Exercise: You are asked to write out the entries exactly as they are given.

# # #

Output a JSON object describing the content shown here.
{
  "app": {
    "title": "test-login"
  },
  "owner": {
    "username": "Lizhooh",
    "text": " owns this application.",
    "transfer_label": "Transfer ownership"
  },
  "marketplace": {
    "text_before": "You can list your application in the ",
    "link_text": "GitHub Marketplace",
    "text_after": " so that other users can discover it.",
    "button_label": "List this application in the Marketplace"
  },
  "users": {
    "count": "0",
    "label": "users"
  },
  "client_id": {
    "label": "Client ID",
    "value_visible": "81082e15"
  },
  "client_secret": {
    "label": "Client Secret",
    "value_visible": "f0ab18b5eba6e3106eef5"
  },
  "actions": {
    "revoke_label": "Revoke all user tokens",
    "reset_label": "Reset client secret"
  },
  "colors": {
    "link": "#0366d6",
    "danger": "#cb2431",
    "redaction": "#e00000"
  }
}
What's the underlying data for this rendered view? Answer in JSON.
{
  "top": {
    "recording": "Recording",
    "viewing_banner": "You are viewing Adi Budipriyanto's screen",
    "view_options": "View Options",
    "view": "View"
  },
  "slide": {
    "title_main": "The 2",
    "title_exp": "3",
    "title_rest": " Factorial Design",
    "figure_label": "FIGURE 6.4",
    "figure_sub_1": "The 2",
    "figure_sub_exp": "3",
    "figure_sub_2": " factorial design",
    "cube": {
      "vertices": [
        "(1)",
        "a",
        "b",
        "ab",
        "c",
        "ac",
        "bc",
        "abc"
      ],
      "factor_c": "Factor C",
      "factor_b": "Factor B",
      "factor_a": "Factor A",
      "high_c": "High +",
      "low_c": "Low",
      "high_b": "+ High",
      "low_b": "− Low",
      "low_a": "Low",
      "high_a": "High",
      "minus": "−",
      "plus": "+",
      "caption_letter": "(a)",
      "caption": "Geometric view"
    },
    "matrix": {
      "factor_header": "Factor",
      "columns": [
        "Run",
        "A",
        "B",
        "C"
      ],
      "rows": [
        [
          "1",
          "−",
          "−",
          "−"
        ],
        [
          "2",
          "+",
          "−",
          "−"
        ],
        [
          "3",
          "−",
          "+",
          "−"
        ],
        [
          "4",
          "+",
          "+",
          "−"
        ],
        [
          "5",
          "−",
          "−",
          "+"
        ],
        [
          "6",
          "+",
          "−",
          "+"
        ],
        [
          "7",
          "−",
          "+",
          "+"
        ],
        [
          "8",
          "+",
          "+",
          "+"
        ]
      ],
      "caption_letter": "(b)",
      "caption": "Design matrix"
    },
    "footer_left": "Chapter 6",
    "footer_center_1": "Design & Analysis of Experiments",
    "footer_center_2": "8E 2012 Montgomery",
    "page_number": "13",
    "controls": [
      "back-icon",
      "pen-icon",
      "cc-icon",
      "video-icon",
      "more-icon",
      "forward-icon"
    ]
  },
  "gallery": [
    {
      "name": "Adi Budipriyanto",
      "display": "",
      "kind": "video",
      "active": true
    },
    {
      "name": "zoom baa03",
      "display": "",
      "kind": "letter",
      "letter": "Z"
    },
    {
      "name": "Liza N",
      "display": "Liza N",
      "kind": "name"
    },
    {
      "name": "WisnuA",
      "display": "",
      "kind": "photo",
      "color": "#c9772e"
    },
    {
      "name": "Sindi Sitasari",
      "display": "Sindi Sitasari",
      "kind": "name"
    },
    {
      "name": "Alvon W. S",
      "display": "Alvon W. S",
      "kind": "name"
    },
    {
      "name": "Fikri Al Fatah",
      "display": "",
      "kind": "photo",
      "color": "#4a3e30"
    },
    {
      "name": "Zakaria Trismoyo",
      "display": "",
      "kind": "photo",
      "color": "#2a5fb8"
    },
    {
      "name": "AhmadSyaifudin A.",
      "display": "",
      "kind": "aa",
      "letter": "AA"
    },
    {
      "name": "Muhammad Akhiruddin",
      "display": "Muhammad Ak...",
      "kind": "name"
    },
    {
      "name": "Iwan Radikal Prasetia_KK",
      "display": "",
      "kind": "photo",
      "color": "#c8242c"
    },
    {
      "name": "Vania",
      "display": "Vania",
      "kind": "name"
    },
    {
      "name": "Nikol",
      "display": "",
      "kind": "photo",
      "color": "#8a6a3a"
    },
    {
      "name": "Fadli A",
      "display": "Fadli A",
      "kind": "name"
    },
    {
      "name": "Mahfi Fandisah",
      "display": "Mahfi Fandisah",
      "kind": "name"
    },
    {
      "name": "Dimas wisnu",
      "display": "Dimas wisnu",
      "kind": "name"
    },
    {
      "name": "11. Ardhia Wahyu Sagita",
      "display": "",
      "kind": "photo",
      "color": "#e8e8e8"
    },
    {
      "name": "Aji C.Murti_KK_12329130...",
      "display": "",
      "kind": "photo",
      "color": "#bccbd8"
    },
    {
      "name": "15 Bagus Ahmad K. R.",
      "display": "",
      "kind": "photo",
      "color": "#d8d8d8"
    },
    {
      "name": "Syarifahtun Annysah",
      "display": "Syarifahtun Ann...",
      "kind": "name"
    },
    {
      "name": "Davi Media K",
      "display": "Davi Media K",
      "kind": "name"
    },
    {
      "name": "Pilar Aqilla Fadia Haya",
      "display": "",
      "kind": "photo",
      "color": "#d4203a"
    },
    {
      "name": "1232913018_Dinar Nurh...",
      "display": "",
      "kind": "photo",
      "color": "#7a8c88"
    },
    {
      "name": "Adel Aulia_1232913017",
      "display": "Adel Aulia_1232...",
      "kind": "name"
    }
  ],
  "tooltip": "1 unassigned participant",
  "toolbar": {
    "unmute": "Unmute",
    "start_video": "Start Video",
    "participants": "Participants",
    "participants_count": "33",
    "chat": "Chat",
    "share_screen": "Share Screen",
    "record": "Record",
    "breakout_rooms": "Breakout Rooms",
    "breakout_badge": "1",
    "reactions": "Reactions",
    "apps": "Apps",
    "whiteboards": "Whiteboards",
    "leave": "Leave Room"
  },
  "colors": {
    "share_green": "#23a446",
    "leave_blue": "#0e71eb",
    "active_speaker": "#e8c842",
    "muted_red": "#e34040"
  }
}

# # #

Answer box:
Output a JSON object describing the content shown here.
{
  "app": {
    "title": "test-login"
  },
  "owner": {
    "username": "Lizhooh",
    "text": " owns this application.",
    "transfer_label": "Transfer ownership"
  },
  "marketplace": {
    "text_before": "You can list your application in the ",
    "link_text": "GitHub Marketplace",
    "text_after": " so that other users can discover it.",
    "button_label": "List this application in the Marketplace"
  },
  "users": {
    "count": "0",
    "label": "users"
  },
  "client_id": {
    "label": "Client ID",
    "value_visible": "81082e15"
  },
  "client_secret": {
    "label": "Client Secret",
    "value_visible": "f0ab18b5eba6e3106eef5"
  },
  "actions": {
    "revoke_label": "Revoke all user tokens",
    "reset_label": "Reset client secret"
  },
  "colors": {
    "link": "#0366d6",
    "danger": "#cb2431",
    "redaction": "#e00000"
  }
}
What's the underlying data for this rendered view? Answer in JSON.
{
  "top": {
    "recording": "Recording",
    "viewing_banner": "You are viewing Adi Budipriyanto's screen",
    "view_options": "View Options",
    "view": "View"
  },
  "slide": {
    "title_main": "The 2",
    "title_exp": "3",
    "title_rest": " Factorial Design",
    "figure_label": "FIGURE 6.4",
    "figure_sub_1": "The 2",
    "figure_sub_exp": "3",
    "figure_sub_2": " factorial design",
    "cube": {
      "vertices": [
        "(1)",
        "a",
        "b",
        "ab",
        "c",
        "ac",
        "bc",
        "abc"
      ],
      "factor_c": "Factor C",
      "factor_b": "Factor B",
      "factor_a": "Factor A",
      "high_c": "High +",
      "low_c": "Low",
      "high_b": "+ High",
      "low_b": "− Low",
      "low_a": "Low",
      "high_a": "High",
      "minus": "−",
      "plus": "+",
      "caption_letter": "(a)",
      "caption": "Geometric view"
    },
    "matrix": {
      "factor_header": "Factor",
      "columns": [
        "Run",
        "A",
        "B",
        "C"
      ],
      "rows": [
        [
          "1",
          "−",
          "−",
          "−"
        ],
        [
          "2",
          "+",
          "−",
          "−"
        ],
        [
          "3",
          "−",
          "+",
          "−"
        ],
        [
          "4",
          "+",
          "+",
          "−"
        ],
        [
          "5",
          "−",
          "−",
          "+"
        ],
        [
          "6",
          "+",
          "−",
          "+"
        ],
        [
          "7",
          "−",
          "+",
          "+"
        ],
        [
          "8",
          "+",
          "+",
          "+"
        ]
      ],
      "caption_letter": "(b)",
      "caption": "Design matrix"
    },
    "footer_left": "Chapter 6",
    "footer_center_1": "Design & Analysis of Experiments",
    "footer_center_2": "8E 2012 Montgomery",
    "page_number": "13",
    "controls": [
      "back-icon",
      "pen-icon",
      "cc-icon",
      "video-icon",
      "more-icon",
      "forward-icon"
    ]
  },
  "gallery": [
    {
      "name": "Adi Budipriyanto",
      "display": "",
      "kind": "video",
      "active": true
    },
    {
      "name": "zoom baa03",
      "display": "",
      "kind": "letter",
      "letter": "Z"
    },
    {
      "name": "Liza N",
      "display": "Liza N",
      "kind": "name"
    },
    {
      "name": "WisnuA",
      "display": "",
      "kind": "photo",
      "color": "#c9772e"
    },
    {
      "name": "Sindi Sitasari",
      "display": "Sindi Sitasari",
      "kind": "name"
    },
    {
      "name": "Alvon W. S",
      "display": "Alvon W. S",
      "kind": "name"
    },
    {
      "name": "Fikri Al Fatah",
      "display": "",
      "kind": "photo",
      "color": "#4a3e30"
    },
    {
      "name": "Zakaria Trismoyo",
      "display": "",
      "kind": "photo",
      "color": "#2a5fb8"
    },
    {
      "name": "AhmadSyaifudin A.",
      "display": "",
      "kind": "aa",
      "letter": "AA"
    },
    {
      "name": "Muhammad Akhiruddin",
      "display": "Muhammad Ak...",
      "kind": "name"
    },
    {
      "name": "Iwan Radikal Prasetia_KK",
      "display": "",
      "kind": "photo",
      "color": "#c8242c"
    },
    {
      "name": "Vania",
      "display": "Vania",
      "kind": "name"
    },
    {
      "name": "Nikol",
      "display": "",
      "kind": "photo",
      "color": "#8a6a3a"
    },
    {
      "name": "Fadli A",
      "display": "Fadli A",
      "kind": "name"
    },
    {
      "name": "Mahfi Fandisah",
      "display": "Mahfi Fandisah",
      "kind": "name"
    },
    {
      "name": "Dimas wisnu",
      "display": "Dimas wisnu",
      "kind": "name"
    },
    {
      "name": "11. Ardhia Wahyu Sagita",
      "display": "",
      "kind": "photo",
      "color": "#e8e8e8"
    },
    {
      "name": "Aji C.Murti_KK_12329130...",
      "display": "",
      "kind": "photo",
      "color": "#bccbd8"
    },
    {
      "name": "15 Bagus Ahmad K. R.",
      "display": "",
      "kind": "photo",
      "color": "#d8d8d8"
    },
    {
      "name": "Syarifahtun Annysah",
      "display": "Syarifahtun Ann...",
      "kind": "name"
    },
    {
      "name": "Davi Media K",
      "display": "Davi Media K",
      "kind": "name"
    },
    {
      "name": "Pilar Aqilla Fadia Haya",
      "display": "",
      "kind": "photo",
      "color": "#d4203a"
    },
    {
      "name": "1232913018_Dinar Nurh...",
      "display": "",
      "kind": "photo",
      "color": "#7a8c88"
    },
    {
      "name": "Adel Aulia_1232913017",
      "display": "Adel Aulia_1232...",
      "kind": "name"
    }
  ],
  "tooltip": "1 unassigned participant",
  "toolbar": {
    "unmute": "Unmute",
    "start_video": "Start Video",
    "participants": "Participants",
    "participants_count": "33",
    "chat": "Chat",
    "share_screen": "Share Screen",
    "record": "Record",
    "breakout_rooms": "Breakout Rooms",
    "breakout_badge": "1",
    "reactions": "Reactions",
    "apps": "Apps",
    "whiteboards": "Whiteboards",
    "leave": "Leave Room"
  },
  "colors": {
    "share_green": "#23a446",
    "leave_blue": "#0e71eb",
    "active_speaker": "#e8c842",
    "muted_red": "#e34040"
  }
}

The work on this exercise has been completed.